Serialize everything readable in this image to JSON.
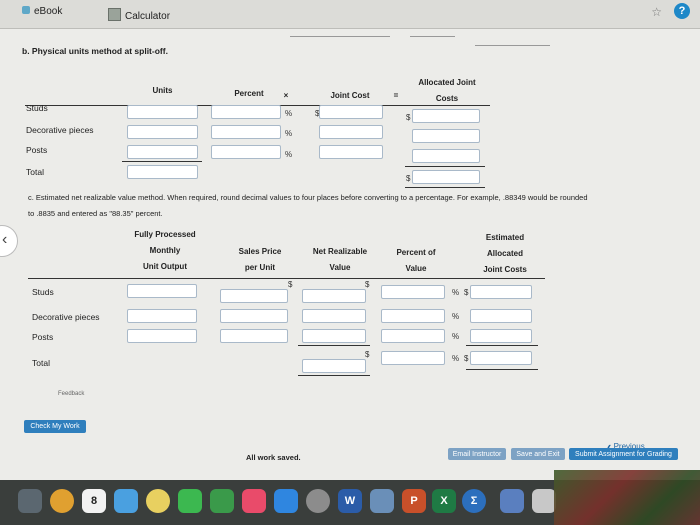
{
  "browser": {
    "tab_ebook": "eBook",
    "tab_calculator": "Calculator",
    "star_icon": "☆",
    "help_icon": "?"
  },
  "part_b": {
    "title": "b. Physical units method at split-off.",
    "headers": {
      "units": "Units",
      "percent": "Percent",
      "times": "×",
      "joint_cost": "Joint Cost",
      "equals": "=",
      "allocated_line1": "Allocated Joint",
      "allocated_line2": "Costs"
    },
    "rows": [
      "Studs",
      "Decorative pieces",
      "Posts",
      "Total"
    ],
    "symbols": {
      "pct": "%",
      "dollar": "$"
    }
  },
  "part_c": {
    "instruction": "c. Estimated net realizable value method. When required, round decimal values to four places before converting to a percentage. For example, .88349 would be rounded",
    "instruction_line2": "to .8835 and entered as \"88.35\" percent.",
    "headers": {
      "fully_1": "Fully Processed",
      "fully_2": "Monthly",
      "fully_3": "Unit Output",
      "sales_1": "Sales Price",
      "sales_2": "per Unit",
      "nrv_1": "Net Realizable",
      "nrv_2": "Value",
      "pct_1": "Percent of",
      "pct_2": "Value",
      "est_1": "Estimated",
      "est_2": "Allocated",
      "est_3": "Joint Costs"
    },
    "rows": [
      "Studs",
      "Decorative pieces",
      "Posts",
      "Total"
    ]
  },
  "footer": {
    "feedback": "Feedback",
    "check_my_work": "Check My Work",
    "previous": "Previous",
    "all_work_saved": "All work saved.",
    "email_instructor": "Email Instructor",
    "save_and_exit": "Save and Exit",
    "submit": "Submit Assignment for Grading"
  },
  "dock": {
    "icons": [
      "launchpad-icon",
      "chrome-icon",
      "calendar-icon",
      "finder-icon",
      "photos-icon",
      "messages-icon",
      "facetime-icon",
      "music-icon",
      "appstore-icon",
      "settings-icon",
      "word-icon",
      "preview-icon",
      "powerpoint-icon",
      "excel-icon",
      "equation-icon",
      "calculator-icon",
      "trash-icon"
    ],
    "calendar_day": "8",
    "word_letter": "W",
    "powerpoint_letter": "P",
    "excel_letter": "X",
    "sigma": "Σ"
  }
}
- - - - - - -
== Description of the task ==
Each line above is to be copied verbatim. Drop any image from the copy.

== Task response ==
Serialize everything readable in this image to JSON.
{
  "browser": {
    "tab_ebook": "eBook",
    "tab_calculator": "Calculator",
    "star_icon": "☆",
    "help_icon": "?"
  },
  "part_b": {
    "title": "b. Physical units method at split-off.",
    "headers": {
      "units": "Units",
      "percent": "Percent",
      "times": "×",
      "joint_cost": "Joint Cost",
      "equals": "=",
      "allocated_line1": "Allocated Joint",
      "allocated_line2": "Costs"
    },
    "rows": [
      "Studs",
      "Decorative pieces",
      "Posts",
      "Total"
    ],
    "symbols": {
      "pct": "%",
      "dollar": "$"
    }
  },
  "part_c": {
    "instruction": "c. Estimated net realizable value method. When required, round decimal values to four places before converting to a percentage. For example, .88349 would be rounded",
    "instruction_line2": "to .8835 and entered as \"88.35\" percent.",
    "headers": {
      "fully_1": "Fully Processed",
      "fully_2": "Monthly",
      "fully_3": "Unit Output",
      "sales_1": "Sales Price",
      "sales_2": "per Unit",
      "nrv_1": "Net Realizable",
      "nrv_2": "Value",
      "pct_1": "Percent of",
      "pct_2": "Value",
      "est_1": "Estimated",
      "est_2": "Allocated",
      "est_3": "Joint Costs"
    },
    "rows": [
      "Studs",
      "Decorative pieces",
      "Posts",
      "Total"
    ]
  },
  "footer": {
    "feedback": "Feedback",
    "check_my_work": "Check My Work",
    "previous": "Previous",
    "all_work_saved": "All work saved.",
    "email_instructor": "Email Instructor",
    "save_and_exit": "Save and Exit",
    "submit": "Submit Assignment for Grading"
  },
  "dock": {
    "icons": [
      "launchpad-icon",
      "chrome-icon",
      "calendar-icon",
      "finder-icon",
      "photos-icon",
      "messages-icon",
      "facetime-icon",
      "music-icon",
      "appstore-icon",
      "settings-icon",
      "word-icon",
      "preview-icon",
      "powerpoint-icon",
      "excel-icon",
      "equation-icon",
      "calculator-icon",
      "trash-icon"
    ],
    "calendar_day": "8",
    "word_letter": "W",
    "powerpoint_letter": "P",
    "excel_letter": "X",
    "sigma": "Σ"
  }
}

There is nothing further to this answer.